**Extracted data:**
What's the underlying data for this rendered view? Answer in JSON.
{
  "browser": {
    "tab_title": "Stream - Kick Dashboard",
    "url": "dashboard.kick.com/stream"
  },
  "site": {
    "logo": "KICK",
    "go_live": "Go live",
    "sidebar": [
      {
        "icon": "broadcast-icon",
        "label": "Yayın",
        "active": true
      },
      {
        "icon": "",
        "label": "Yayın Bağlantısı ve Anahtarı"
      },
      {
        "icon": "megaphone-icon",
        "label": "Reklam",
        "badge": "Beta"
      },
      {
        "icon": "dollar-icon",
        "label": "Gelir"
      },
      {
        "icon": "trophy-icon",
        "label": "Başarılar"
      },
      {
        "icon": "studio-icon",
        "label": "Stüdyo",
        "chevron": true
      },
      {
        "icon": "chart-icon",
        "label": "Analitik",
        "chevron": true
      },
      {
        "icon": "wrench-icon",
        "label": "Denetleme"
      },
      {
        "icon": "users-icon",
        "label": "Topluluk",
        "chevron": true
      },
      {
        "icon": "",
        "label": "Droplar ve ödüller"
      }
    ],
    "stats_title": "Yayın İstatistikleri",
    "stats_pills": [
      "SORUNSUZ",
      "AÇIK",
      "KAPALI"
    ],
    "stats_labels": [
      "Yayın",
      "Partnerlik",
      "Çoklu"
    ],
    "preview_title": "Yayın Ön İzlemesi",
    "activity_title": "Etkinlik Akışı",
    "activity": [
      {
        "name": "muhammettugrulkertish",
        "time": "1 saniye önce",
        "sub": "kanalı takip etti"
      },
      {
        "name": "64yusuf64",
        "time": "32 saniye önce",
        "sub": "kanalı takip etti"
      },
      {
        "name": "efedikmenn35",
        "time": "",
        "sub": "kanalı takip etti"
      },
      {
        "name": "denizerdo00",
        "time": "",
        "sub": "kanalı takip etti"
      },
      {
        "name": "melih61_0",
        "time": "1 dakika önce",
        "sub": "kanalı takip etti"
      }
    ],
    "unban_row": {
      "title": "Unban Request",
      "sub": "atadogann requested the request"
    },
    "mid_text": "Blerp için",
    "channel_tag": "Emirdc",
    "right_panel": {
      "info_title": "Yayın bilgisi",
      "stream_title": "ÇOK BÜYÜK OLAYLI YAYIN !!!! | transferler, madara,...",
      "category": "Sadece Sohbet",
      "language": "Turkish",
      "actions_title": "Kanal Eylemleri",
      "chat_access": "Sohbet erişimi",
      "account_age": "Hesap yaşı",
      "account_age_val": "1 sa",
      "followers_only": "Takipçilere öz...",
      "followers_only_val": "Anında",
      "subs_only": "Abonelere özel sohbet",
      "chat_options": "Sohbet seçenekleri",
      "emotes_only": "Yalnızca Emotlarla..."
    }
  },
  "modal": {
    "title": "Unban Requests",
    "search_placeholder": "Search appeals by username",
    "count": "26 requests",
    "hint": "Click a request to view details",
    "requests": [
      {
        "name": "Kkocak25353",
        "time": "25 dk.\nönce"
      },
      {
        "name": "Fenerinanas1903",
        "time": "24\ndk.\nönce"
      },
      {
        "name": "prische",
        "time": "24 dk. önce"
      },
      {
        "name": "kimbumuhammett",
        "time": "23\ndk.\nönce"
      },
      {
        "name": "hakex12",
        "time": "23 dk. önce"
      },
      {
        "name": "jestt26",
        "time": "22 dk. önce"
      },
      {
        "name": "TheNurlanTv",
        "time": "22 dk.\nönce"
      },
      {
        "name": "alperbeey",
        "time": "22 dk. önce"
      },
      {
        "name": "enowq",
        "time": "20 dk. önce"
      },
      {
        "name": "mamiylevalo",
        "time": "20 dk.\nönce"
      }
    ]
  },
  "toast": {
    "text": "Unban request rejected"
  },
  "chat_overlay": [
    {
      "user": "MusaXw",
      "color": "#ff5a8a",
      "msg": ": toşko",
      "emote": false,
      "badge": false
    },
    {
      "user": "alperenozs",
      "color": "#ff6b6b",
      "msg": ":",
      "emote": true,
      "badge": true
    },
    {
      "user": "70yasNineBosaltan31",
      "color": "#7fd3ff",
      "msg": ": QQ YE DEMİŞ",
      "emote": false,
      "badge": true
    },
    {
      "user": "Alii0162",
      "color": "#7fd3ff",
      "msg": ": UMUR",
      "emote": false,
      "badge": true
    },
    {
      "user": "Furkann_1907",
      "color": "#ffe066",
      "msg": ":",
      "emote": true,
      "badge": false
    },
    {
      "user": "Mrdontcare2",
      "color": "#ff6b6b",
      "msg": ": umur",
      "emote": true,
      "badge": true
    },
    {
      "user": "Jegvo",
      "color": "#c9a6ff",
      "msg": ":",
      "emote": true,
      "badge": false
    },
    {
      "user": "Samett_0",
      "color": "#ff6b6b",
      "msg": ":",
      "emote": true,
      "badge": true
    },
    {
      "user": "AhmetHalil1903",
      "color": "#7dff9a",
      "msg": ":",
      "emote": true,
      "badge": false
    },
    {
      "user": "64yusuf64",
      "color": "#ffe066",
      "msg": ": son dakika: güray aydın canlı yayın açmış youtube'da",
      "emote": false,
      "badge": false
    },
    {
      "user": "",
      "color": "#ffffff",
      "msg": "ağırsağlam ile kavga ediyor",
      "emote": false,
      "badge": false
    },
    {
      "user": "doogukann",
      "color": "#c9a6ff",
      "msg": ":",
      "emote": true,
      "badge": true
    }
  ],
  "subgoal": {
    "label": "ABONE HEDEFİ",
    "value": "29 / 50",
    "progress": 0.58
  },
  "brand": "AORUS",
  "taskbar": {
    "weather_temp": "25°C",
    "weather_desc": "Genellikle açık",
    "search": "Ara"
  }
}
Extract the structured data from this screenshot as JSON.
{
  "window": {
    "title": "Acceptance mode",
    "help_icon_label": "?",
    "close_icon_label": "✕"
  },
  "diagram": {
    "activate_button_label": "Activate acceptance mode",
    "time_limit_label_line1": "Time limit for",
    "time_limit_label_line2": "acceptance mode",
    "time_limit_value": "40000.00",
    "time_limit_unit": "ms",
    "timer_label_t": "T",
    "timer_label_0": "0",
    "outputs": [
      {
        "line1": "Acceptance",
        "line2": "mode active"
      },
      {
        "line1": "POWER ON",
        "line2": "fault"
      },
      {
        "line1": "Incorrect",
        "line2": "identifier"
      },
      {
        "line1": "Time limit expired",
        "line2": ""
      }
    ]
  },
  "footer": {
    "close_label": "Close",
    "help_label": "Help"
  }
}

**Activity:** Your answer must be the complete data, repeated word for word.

**Result of this task:**
What's the underlying data for this rendered view? Answer in JSON.
{
  "browser": {
    "tab_title": "Stream - Kick Dashboard",
    "url": "dashboard.kick.com/stream"
  },
  "site": {
    "logo": "KICK",
    "go_live": "Go live",
    "sidebar": [
      {
        "icon": "broadcast-icon",
        "label": "Yayın",
        "active": true
      },
      {
        "icon": "",
        "label": "Yayın Bağlantısı ve Anahtarı"
      },
      {
        "icon": "megaphone-icon",
        "label": "Reklam",
        "badge": "Beta"
      },
      {
        "icon": "dollar-icon",
        "label": "Gelir"
      },
      {
        "icon": "trophy-icon",
        "label": "Başarılar"
      },
      {
        "icon": "studio-icon",
        "label": "Stüdyo",
        "chevron": true
      },
      {
        "icon": "chart-icon",
        "label": "Analitik",
        "chevron": true
      },
      {
        "icon": "wrench-icon",
        "label": "Denetleme"
      },
      {
        "icon": "users-icon",
        "label": "Topluluk",
        "chevron": true
      },
      {
        "icon": "",
        "label": "Droplar ve ödüller"
      }
    ],
    "stats_title": "Yayın İstatistikleri",
    "stats_pills": [
      "SORUNSUZ",
      "AÇIK",
      "KAPALI"
    ],
    "stats_labels": [
      "Yayın",
      "Partnerlik",
      "Çoklu"
    ],
    "preview_title": "Yayın Ön İzlemesi",
    "activity_title": "Etkinlik Akışı",
    "activity": [
      {
        "name": "muhammettugrulkertish",
        "time": "1 saniye önce",
        "sub": "kanalı takip etti"
      },
      {
        "name": "64yusuf64",
        "time": "32 saniye önce",
        "sub": "kanalı takip etti"
      },
      {
        "name": "efedikmenn35",
        "time": "",
        "sub": "kanalı takip etti"
      },
      {
        "name": "denizerdo00",
        "time": "",
        "sub": "kanalı takip etti"
      },
      {
        "name": "melih61_0",
        "time": "1 dakika önce",
        "sub": "kanalı takip etti"
      }
    ],
    "unban_row": {
      "title": "Unban Request",
      "sub": "atadogann requested the request"
    },
    "mid_text": "Blerp için",
    "channel_tag": "Emirdc",
    "right_panel": {
      "info_title": "Yayın bilgisi",
      "stream_title": "ÇOK BÜYÜK OLAYLI YAYIN !!!! | transferler, madara,...",
      "category": "Sadece Sohbet",
      "language": "Turkish",
      "actions_title": "Kanal Eylemleri",
      "chat_access": "Sohbet erişimi",
      "account_age": "Hesap yaşı",
      "account_age_val": "1 sa",
      "followers_only": "Takipçilere öz...",
      "followers_only_val": "Anında",
      "subs_only": "Abonelere özel sohbet",
      "chat_options": "Sohbet seçenekleri",
      "emotes_only": "Yalnızca Emotlarla..."
    }
  },
  "modal": {
    "title": "Unban Requests",
    "search_placeholder": "Search appeals by username",
    "count": "26 requests",
    "hint": "Click a request to view details",
    "requests": [
      {
        "name": "Kkocak25353",
        "time": "25 dk.\nönce"
      },
      {
        "name": "Fenerinanas1903",
        "time": "24\ndk.\nönce"
      },
      {
        "name": "prische",
        "time": "24 dk. önce"
      },
      {
        "name": "kimbumuhammett",
        "time": "23\ndk.\nönce"
      },
      {
        "name": "hakex12",
        "time": "23 dk. önce"
      },
      {
        "name": "jestt26",
        "time": "22 dk. önce"
      },
      {
        "name": "TheNurlanTv",
        "time": "22 dk.\nönce"
      },
      {
        "name": "alperbeey",
        "time": "22 dk. önce"
      },
      {
        "name": "enowq",
        "time": "20 dk. önce"
      },
      {
        "name": "mamiylevalo",
        "time": "20 dk.\nönce"
      }
    ]
  },
  "toast": {
    "text": "Unban request rejected"
  },
  "chat_overlay": [
    {
      "user": "MusaXw",
      "color": "#ff5a8a",
      "msg": ": toşko",
      "emote": false,
      "badge": false
    },
    {
      "user": "alperenozs",
      "color": "#ff6b6b",
      "msg": ":",
      "emote": true,
      "badge": true
    },
    {
      "user": "70yasNineBosaltan31",
      "color": "#7fd3ff",
      "msg": ": QQ YE DEMİŞ",
      "emote": false,
      "badge": true
    },
    {
      "user": "Alii0162",
      "color": "#7fd3ff",
      "msg": ": UMUR",
      "emote": false,
      "badge": true
    },
    {
      "user": "Furkann_1907",
      "color": "#ffe066",
      "msg": ":",
      "emote": true,
      "badge": false
    },
    {
      "user": "Mrdontcare2",
      "color": "#ff6b6b",
      "msg": ": umur",
      "emote": true,
      "badge": true
    },
    {
      "user": "Jegvo",
      "color": "#c9a6ff",
      "msg": ":",
      "emote": true,
      "badge": false
    },
    {
      "user": "Samett_0",
      "color": "#ff6b6b",
      "msg": ":",
      "emote": true,
      "badge": true
    },
    {
      "user": "AhmetHalil1903",
      "color": "#7dff9a",
      "msg": ":",
      "emote": true,
      "badge": false
    },
    {
      "user": "64yusuf64",
      "color": "#ffe066",
      "msg": ": son dakika: güray aydın canlı yayın açmış youtube'da",
      "emote": false,
      "badge": false
    },
    {
      "user": "",
      "color": "#ffffff",
      "msg": "ağırsağlam ile kavga ediyor",
      "emote": false,
      "badge": false
    },
    {
      "user": "doogukann",
      "color": "#c9a6ff",
      "msg": ":",
      "emote": true,
      "badge": true
    }
  ],
  "subgoal": {
    "label": "ABONE HEDEFİ",
    "value": "29 / 50",
    "progress": 0.58
  },
  "brand": "AORUS",
  "taskbar": {
    "weather_temp": "25°C",
    "weather_desc": "Genellikle açık",
    "search": "Ara"
  }
}
Extract the structured data from this screenshot as JSON.
{
  "window": {
    "title": "Acceptance mode",
    "help_icon_label": "?",
    "close_icon_label": "✕"
  },
  "diagram": {
    "activate_button_label": "Activate acceptance mode",
    "time_limit_label_line1": "Time limit for",
    "time_limit_label_line2": "acceptance mode",
    "time_limit_value": "40000.00",
    "time_limit_unit": "ms",
    "timer_label_t": "T",
    "timer_label_0": "0",
    "outputs": [
      {
        "line1": "Acceptance",
        "line2": "mode active"
      },
      {
        "line1": "POWER ON",
        "line2": "fault"
      },
      {
        "line1": "Incorrect",
        "line2": "identifier"
      },
      {
        "line1": "Time limit expired",
        "line2": ""
      }
    ]
  },
  "footer": {
    "close_label": "Close",
    "help_label": "Help"
  }
}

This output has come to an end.